RENGA: WRITING A LINKED POEM WITH A GROUP
Renga, like haiku, is a traditional Japanese form of poetry. However renga are written by a group of poets as a collaborative effort. The first poet writes a three line haiku of 5-7-5 syllables. The second poet adds two lines, each of seven syllables. The third poet adds another haiku. The fourth adds another two lines, each of seven syllables, and so on. This structure repeats until the poem is finished, by the agreement of the poets.
It is also possible to adapt the renga into a less formal linked poem. The basic rule for this collaborative project would be simple. One person writes a line of poetry and a second person writes the next line. This process continues as above, but without concern about the number of syllables.

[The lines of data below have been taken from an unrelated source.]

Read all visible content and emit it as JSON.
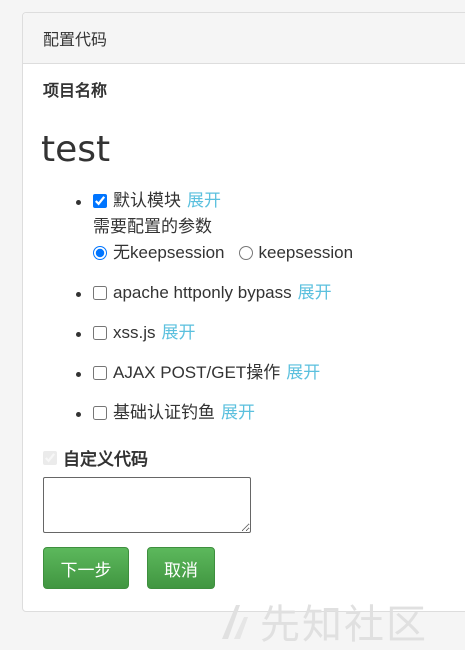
{
  "panel": {
    "title": "配置代码"
  },
  "project": {
    "label": "项目名称",
    "name": "test"
  },
  "modules": [
    {
      "label": "默认模块",
      "checked": true,
      "expand": "展开"
    },
    {
      "label": "apache httponly bypass",
      "checked": false,
      "expand": "展开"
    },
    {
      "label": "xss.js",
      "checked": false,
      "expand": "展开"
    },
    {
      "label": "AJAX POST/GET操作",
      "checked": false,
      "expand": "展开"
    },
    {
      "label": "基础认证钓鱼",
      "checked": false,
      "expand": "展开"
    }
  ],
  "params": {
    "title": "需要配置的参数",
    "options": [
      "无keepsession",
      "keepsession"
    ],
    "selected": "无keepsession"
  },
  "custom_code": {
    "label": "自定义代码",
    "checked": true,
    "disabled": true,
    "value": ""
  },
  "buttons": {
    "next": "下一步",
    "cancel": "取消"
  },
  "watermark": {
    "text": "先知社区"
  },
  "colors": {
    "accent_link": "#5bc0de",
    "button_green": "#5cb85c"
  }
}
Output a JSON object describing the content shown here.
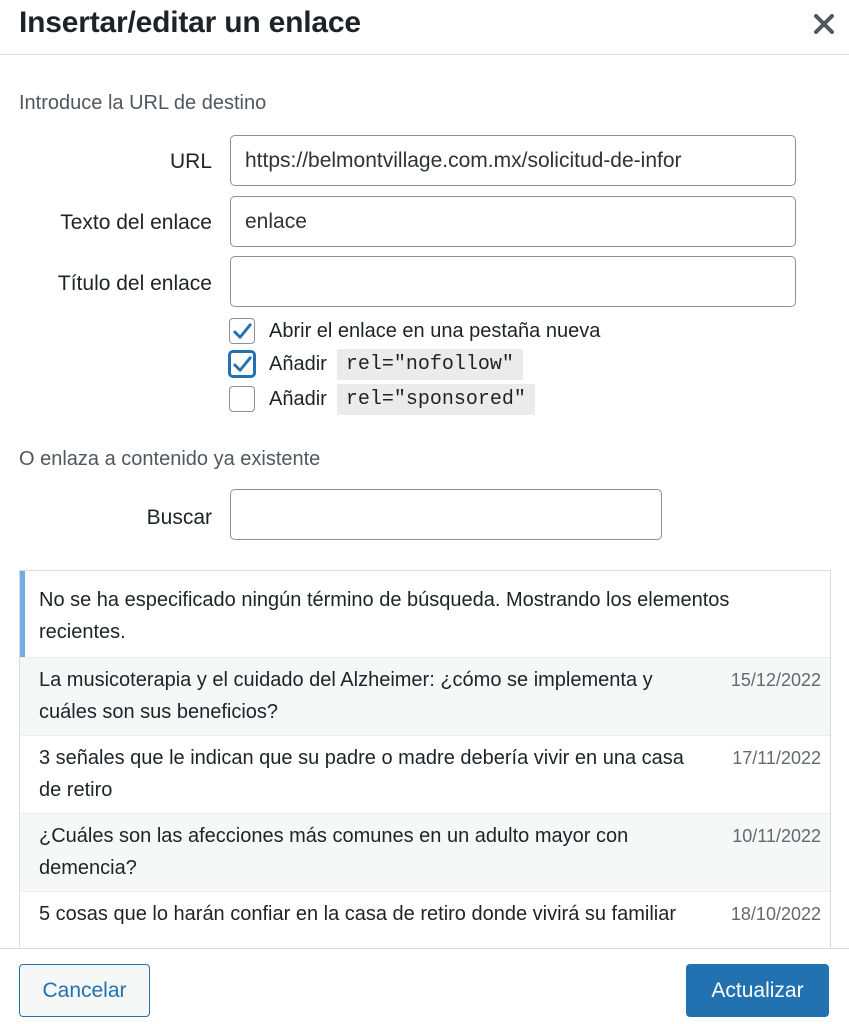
{
  "dialog": {
    "title": "Insertar/editar un enlace",
    "close_icon": "close-icon"
  },
  "destination": {
    "heading": "Introduce la URL de destino",
    "url_label": "URL",
    "url_value": "https://belmontvillage.com.mx/solicitud-de-infor",
    "link_text_label": "Texto del enlace",
    "link_text_value": "enlace",
    "link_title_label": "Título del enlace",
    "link_title_value": ""
  },
  "options": [
    {
      "label": "Abrir el enlace en una pestaña nueva",
      "code": "",
      "checked": true
    },
    {
      "label": "Añadir",
      "code": "rel=\"nofollow\"",
      "checked": true
    },
    {
      "label": "Añadir",
      "code": "rel=\"sponsored\"",
      "checked": false
    }
  ],
  "existing": {
    "heading": "O enlaza a contenido ya existente",
    "search_label": "Buscar",
    "search_value": "",
    "notice": "No se ha especificado ningún término de búsqueda. Mostrando los elementos recientes.",
    "results": [
      {
        "title": "La musicoterapia y el cuidado del Alzheimer: ¿cómo se implementa y cuáles son sus beneficios?",
        "date": "15/12/2022"
      },
      {
        "title": "3 señales que le indican que su padre o madre debería vivir en una casa de retiro",
        "date": "17/11/2022"
      },
      {
        "title": "¿Cuáles son las afecciones más comunes en un adulto mayor con demencia?",
        "date": "10/11/2022"
      },
      {
        "title": "5 cosas que lo harán confiar en la casa de retiro donde vivirá su familiar",
        "date": "18/10/2022"
      }
    ]
  },
  "footer": {
    "cancel_label": "Cancelar",
    "submit_label": "Actualizar"
  },
  "colors": {
    "accent": "#2271b1",
    "notice_border": "#72aee6",
    "text": "#1d2327"
  }
}
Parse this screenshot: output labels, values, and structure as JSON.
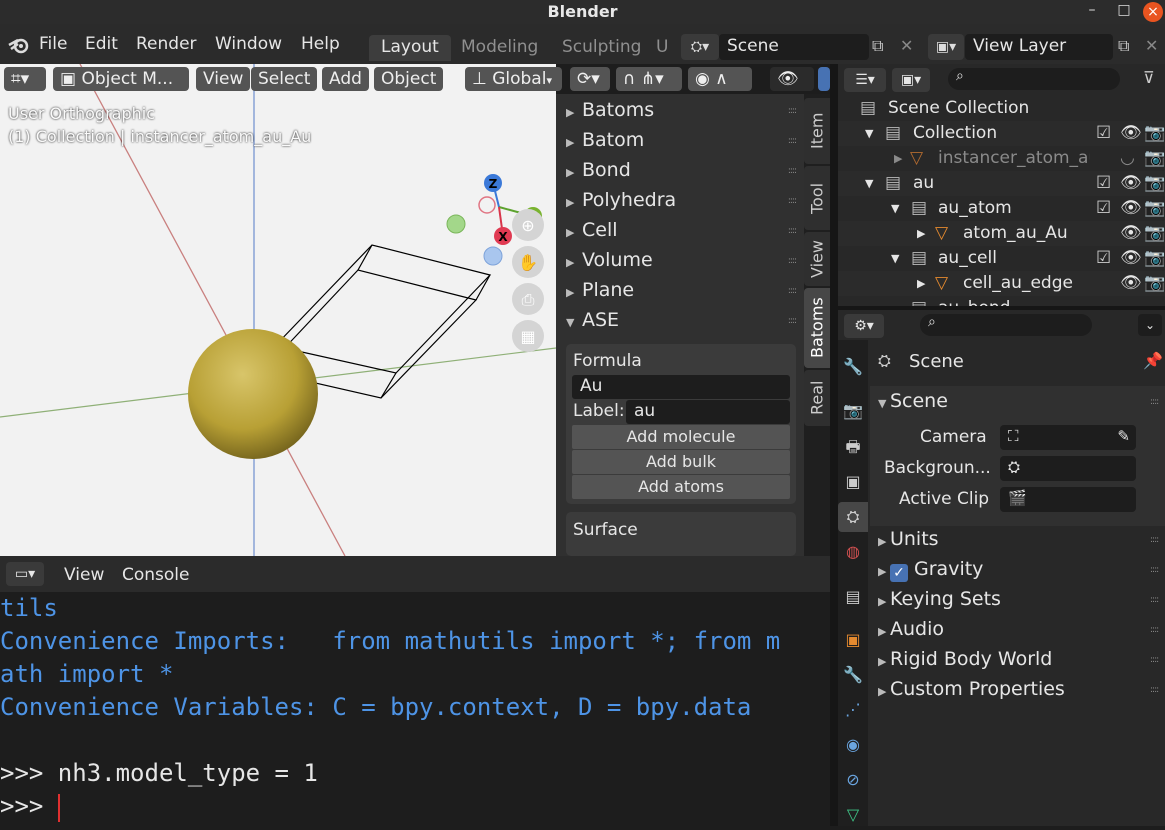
{
  "window": {
    "title": "Blender",
    "minimize": "–",
    "maximize": "□",
    "close": "×"
  },
  "menu": {
    "items": [
      "File",
      "Edit",
      "Render",
      "Window",
      "Help"
    ]
  },
  "workspaces": {
    "tabs": [
      "Layout",
      "Modeling",
      "Sculpting",
      "U"
    ],
    "active": "Layout"
  },
  "scene_selector": {
    "value": "Scene"
  },
  "view_layer_selector": {
    "value": "View Layer"
  },
  "viewport": {
    "mode": "Object M...",
    "menus": [
      "View",
      "Select",
      "Add",
      "Object"
    ],
    "orientation": "Global",
    "overlay_title": "User Orthographic",
    "overlay_subtitle": "(1) Collection | instancer_atom_au_Au",
    "gizmo_axes": [
      "Z",
      "Y",
      "X"
    ]
  },
  "npanel": {
    "panels": [
      "Batoms",
      "Batom",
      "Bond",
      "Polyhedra",
      "Cell",
      "Volume",
      "Plane",
      "ASE"
    ],
    "formula_label": "Formula",
    "formula_value": "Au",
    "label_label": "Label:",
    "label_value": "au",
    "buttons": [
      "Add molecule",
      "Add bulk",
      "Add atoms"
    ],
    "surface_label": "Surface",
    "tabs": [
      "Item",
      "Tool",
      "View",
      "Batoms",
      "Real"
    ],
    "active_tab": "Batoms"
  },
  "console": {
    "menus": [
      "View",
      "Console"
    ],
    "lines": [
      "tils",
      "Convenience Imports:   from mathutils import *; from m",
      "ath import *",
      "Convenience Variables: C = bpy.context, D = bpy.data",
      "",
      ">>> nh3.model_type = 1",
      ">>> "
    ]
  },
  "outliner": {
    "rows": [
      {
        "label": "Scene Collection",
        "indent": 0
      },
      {
        "label": "Collection",
        "indent": 1
      },
      {
        "label": "instancer_atom_au",
        "indent": 2
      },
      {
        "label": "au",
        "indent": 1
      },
      {
        "label": "au_atom",
        "indent": 2
      },
      {
        "label": "atom_au_Au",
        "indent": 3
      },
      {
        "label": "au_cell",
        "indent": 2
      },
      {
        "label": "cell_au_edge",
        "indent": 3
      },
      {
        "label": "au_bond",
        "indent": 2
      }
    ]
  },
  "properties": {
    "breadcrumb": "Scene",
    "section": "Scene",
    "fields": [
      {
        "label": "Camera",
        "value": ""
      },
      {
        "label": "Backgroun...",
        "value": ""
      },
      {
        "label": "Active Clip",
        "value": ""
      }
    ],
    "subpanels": [
      "Units",
      "Gravity",
      "Keying Sets",
      "Audio",
      "Rigid Body World",
      "Custom Properties"
    ],
    "gravity_checked": true
  },
  "colors": {
    "accent": "#4772b3",
    "console_blue": "#4e94e6",
    "atom_gold": "#c9b24b"
  }
}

To get students started it often works best to give them a beginning line. For example, “I opened the door and walked into a forest,” or “As I walked down the street, a lion appeared.” The instructions can be left as plain as that. I often find, though, that students do this assignment most comfortably if they are given an additional rule by the teacher, that each line must have one specified element. For example, a color, a sound, a body of water. If you break the class into a number of groups, each group creating its own renga from the same initial line and the same additional rules, it is interesting to share the finished poems. Students can then hear how each group developed the initial line and responded to the rules. There are usually huge and surprising differences between the versions.